Methods: FinGesture (n=3,727) is a prospective study assessing the phenotype and genotype profiles of SCD in a consecutive series of victims of SCD in a defined geographical area of Northern Finland. Because of Finnish law (Act on the Inquest into the Cause of Death, 459/1973, 7th paragraph), virtually all unexpected SCDs of subjects without a known prior cardiac disease undergo medigo-legal autopsy. In this study we analyzed the characteristics of SCD victims and autopsy findings in three 5-year periods; 1998-2002, 2003-2007 and 2008-2012, respectively.
Results: Among victims of SCD as a first cardiac event, the proportion with CAD at autopsy decreased during the time period 2008-2012 compared to the 2 preceding 5 year periods: 74.0% in 1998-2002, 73.1% in 2003-2007 and 66.4% in 2008-2012 (p<0.001 between 1998-2002 and 2008-2012, and between 2003-2007 and 2008-2012). At the same time, the proportion with hypertensive heart disease without an autopsy evidence of CAD increased from 1.7% in 1998-2002, to 5.8% in 2003-2007, and 8.9% in 2008-2012 (p<0.001 for all). Similarly, myocardial fibrosis without any known etiology was 6.7% in the last 5-year period compared to two previous 5-year periods (3.7% and 4.0%) (p<0.001 between 1998-2002 and 2008-2012, and similarly between 2003-2007 and 2008-2012).

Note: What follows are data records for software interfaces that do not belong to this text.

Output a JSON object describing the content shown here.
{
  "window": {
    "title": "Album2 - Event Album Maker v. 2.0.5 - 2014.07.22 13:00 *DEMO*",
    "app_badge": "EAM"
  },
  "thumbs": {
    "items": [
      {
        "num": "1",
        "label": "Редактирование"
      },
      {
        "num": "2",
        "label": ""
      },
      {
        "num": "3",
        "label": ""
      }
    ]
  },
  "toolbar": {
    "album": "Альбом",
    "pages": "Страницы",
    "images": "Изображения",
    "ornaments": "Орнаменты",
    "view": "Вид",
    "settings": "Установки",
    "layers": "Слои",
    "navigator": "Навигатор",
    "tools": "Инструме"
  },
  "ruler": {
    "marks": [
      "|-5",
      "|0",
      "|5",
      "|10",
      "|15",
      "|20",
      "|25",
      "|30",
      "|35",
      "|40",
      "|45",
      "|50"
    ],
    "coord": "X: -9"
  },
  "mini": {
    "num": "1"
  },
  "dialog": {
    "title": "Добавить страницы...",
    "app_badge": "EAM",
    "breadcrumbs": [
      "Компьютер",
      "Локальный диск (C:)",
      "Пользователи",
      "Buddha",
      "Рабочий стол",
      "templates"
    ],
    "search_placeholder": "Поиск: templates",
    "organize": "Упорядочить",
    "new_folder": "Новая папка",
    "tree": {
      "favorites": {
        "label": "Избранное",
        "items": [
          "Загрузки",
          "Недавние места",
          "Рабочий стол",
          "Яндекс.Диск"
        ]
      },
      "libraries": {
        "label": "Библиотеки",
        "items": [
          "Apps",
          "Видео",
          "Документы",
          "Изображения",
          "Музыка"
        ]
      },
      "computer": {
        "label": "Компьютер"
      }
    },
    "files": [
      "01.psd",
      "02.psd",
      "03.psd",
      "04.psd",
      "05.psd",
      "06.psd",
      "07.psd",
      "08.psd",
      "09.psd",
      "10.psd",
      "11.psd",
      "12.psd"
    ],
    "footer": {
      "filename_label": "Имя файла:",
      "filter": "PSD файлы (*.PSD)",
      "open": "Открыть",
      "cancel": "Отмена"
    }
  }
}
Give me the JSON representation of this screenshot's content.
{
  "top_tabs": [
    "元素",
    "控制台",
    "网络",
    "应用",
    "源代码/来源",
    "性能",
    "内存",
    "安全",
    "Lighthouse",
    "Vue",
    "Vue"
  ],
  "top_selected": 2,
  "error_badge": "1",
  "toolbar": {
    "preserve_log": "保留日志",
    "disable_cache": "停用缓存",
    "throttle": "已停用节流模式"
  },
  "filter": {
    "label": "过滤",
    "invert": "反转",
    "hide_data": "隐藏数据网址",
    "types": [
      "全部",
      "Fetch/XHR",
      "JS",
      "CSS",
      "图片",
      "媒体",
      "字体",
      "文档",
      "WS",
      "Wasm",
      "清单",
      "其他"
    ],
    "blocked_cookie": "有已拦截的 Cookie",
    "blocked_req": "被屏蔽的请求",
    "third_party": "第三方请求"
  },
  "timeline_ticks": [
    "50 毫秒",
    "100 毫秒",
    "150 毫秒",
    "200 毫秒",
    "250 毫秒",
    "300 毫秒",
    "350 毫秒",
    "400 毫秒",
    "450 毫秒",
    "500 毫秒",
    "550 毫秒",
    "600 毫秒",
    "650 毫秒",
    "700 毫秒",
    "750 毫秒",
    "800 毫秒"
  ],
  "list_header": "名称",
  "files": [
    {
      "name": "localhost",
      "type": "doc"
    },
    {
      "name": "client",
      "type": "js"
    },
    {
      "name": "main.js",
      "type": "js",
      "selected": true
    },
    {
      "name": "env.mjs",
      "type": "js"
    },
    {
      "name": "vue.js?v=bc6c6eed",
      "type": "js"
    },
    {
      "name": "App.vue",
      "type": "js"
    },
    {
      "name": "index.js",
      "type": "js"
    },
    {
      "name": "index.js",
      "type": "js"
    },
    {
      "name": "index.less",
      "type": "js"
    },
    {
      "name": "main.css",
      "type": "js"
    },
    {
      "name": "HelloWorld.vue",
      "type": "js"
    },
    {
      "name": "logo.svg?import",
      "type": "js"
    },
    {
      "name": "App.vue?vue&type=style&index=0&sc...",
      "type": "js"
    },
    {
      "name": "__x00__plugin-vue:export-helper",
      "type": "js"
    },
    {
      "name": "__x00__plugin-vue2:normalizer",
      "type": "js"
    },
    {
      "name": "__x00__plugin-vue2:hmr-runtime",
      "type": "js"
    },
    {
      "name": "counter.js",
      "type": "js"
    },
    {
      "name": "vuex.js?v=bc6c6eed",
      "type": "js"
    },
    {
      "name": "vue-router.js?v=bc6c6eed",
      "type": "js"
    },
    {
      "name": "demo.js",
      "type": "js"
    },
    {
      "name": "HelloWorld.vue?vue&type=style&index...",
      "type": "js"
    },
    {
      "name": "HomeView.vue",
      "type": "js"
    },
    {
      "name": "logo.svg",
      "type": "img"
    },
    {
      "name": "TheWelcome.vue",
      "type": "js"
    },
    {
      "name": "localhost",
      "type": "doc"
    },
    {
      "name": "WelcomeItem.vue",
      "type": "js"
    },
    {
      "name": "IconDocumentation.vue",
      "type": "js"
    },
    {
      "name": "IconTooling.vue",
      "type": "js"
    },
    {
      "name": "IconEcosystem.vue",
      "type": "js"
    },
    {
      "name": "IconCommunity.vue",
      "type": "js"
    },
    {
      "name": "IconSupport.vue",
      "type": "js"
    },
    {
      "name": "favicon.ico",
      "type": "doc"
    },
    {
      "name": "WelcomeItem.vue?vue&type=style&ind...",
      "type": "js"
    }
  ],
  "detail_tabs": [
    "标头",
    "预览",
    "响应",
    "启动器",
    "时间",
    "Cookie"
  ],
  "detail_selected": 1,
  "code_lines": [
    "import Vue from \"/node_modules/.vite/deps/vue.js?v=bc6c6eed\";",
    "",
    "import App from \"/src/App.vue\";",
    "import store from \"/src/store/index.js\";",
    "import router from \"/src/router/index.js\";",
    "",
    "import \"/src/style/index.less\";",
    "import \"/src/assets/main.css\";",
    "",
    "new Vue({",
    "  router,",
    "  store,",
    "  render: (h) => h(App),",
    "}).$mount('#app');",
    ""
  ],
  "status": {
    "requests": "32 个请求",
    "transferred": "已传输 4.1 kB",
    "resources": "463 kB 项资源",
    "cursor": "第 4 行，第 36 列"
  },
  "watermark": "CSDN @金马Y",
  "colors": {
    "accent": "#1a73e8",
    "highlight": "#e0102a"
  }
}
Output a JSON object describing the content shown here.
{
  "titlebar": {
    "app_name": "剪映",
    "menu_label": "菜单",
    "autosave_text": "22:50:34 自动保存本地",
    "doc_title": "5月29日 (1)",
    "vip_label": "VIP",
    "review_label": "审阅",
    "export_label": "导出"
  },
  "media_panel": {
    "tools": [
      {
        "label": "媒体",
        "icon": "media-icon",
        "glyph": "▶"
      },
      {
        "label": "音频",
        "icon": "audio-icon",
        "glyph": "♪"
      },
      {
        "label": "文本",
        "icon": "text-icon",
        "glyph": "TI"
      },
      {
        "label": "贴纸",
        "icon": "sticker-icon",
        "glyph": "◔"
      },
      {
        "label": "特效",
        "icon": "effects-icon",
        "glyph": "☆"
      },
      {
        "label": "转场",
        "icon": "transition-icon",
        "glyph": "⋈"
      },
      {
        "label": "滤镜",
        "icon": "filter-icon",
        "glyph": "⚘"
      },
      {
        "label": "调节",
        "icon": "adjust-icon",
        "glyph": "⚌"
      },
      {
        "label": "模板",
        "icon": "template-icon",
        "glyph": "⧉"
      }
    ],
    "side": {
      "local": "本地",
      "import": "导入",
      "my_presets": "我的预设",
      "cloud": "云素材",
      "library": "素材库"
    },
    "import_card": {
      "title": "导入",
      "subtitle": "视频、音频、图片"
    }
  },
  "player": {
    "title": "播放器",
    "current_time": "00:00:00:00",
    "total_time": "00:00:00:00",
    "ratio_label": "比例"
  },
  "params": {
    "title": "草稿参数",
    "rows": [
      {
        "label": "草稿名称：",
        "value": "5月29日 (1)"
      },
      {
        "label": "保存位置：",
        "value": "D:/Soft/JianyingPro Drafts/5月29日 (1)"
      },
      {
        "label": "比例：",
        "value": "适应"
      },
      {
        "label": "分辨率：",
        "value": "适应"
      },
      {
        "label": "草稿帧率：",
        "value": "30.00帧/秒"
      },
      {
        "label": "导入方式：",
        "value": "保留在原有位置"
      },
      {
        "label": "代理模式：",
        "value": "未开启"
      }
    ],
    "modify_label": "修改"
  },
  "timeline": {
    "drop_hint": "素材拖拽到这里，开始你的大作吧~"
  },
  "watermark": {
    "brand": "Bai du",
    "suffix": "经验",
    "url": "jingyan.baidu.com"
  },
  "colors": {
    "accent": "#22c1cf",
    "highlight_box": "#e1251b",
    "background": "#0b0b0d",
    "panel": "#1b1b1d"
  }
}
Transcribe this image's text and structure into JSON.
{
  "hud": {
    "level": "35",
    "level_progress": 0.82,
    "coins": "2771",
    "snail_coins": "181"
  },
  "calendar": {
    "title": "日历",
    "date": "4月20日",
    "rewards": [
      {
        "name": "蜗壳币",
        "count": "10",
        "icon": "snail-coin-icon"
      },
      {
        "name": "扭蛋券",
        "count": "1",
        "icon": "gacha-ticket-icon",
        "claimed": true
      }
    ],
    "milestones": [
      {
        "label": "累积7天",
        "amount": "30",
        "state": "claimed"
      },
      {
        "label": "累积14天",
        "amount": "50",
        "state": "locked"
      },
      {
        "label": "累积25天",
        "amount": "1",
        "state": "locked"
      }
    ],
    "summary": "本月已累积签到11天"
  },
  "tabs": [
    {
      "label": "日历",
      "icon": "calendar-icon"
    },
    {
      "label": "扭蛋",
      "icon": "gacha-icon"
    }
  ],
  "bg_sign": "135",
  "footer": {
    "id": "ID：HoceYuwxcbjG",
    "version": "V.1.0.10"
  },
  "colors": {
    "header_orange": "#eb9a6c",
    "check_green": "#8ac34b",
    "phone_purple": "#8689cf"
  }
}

Conclusions: In conclusion, the proportion of SCDs attributable to CAD, in the absence of a prior history of heart disease, has been decreasing, while the proportion associated with hypertensive heart disease and idiopathic fibrosis is increasing between 1998 and 2012.
Author Disclosures: E.K. Hookana: None. M. Junttila: None. K.S. Kaikkonen: None. M. Kortelainen: None. R.J. Myerburg: None. H.V. Huikuri: None.
- © 2014 by American Heart Association, Inc.